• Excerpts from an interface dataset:
- - - -

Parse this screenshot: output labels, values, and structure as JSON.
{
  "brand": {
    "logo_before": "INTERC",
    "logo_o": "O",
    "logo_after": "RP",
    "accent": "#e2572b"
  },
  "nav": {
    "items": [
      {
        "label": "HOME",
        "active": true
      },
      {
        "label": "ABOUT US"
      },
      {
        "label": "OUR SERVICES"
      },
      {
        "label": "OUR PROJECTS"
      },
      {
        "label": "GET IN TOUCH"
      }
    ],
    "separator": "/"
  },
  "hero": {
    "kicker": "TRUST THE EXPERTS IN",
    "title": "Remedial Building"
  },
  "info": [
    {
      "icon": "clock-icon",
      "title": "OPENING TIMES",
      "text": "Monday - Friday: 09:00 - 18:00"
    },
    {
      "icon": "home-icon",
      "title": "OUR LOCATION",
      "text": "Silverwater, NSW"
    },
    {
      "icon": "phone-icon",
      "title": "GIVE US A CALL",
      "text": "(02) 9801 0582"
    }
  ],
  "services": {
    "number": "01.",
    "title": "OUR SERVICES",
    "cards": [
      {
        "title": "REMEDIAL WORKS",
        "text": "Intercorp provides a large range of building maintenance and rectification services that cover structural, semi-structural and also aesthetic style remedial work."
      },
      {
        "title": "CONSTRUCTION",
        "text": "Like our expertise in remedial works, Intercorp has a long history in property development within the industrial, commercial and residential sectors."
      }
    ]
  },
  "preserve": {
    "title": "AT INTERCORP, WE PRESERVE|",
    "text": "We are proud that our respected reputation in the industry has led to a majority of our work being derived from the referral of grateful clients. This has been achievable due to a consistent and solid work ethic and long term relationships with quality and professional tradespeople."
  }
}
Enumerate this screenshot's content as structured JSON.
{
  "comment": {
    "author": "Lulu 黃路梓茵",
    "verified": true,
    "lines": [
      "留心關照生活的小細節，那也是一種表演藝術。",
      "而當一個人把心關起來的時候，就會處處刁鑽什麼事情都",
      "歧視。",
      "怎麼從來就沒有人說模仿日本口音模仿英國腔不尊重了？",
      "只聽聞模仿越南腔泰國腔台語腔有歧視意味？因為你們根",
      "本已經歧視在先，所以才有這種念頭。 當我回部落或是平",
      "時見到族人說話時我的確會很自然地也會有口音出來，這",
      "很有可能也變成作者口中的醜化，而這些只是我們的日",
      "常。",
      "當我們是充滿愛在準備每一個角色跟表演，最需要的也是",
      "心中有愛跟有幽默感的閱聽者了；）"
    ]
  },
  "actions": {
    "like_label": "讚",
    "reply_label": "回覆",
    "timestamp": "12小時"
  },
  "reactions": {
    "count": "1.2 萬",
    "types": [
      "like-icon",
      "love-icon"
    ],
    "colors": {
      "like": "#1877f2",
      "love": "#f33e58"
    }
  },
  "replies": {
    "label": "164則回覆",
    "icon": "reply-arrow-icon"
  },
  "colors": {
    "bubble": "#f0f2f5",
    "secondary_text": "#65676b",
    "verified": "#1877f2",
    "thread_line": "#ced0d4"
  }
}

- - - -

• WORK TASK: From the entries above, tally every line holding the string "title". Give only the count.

• WRITTEN REPLY: 8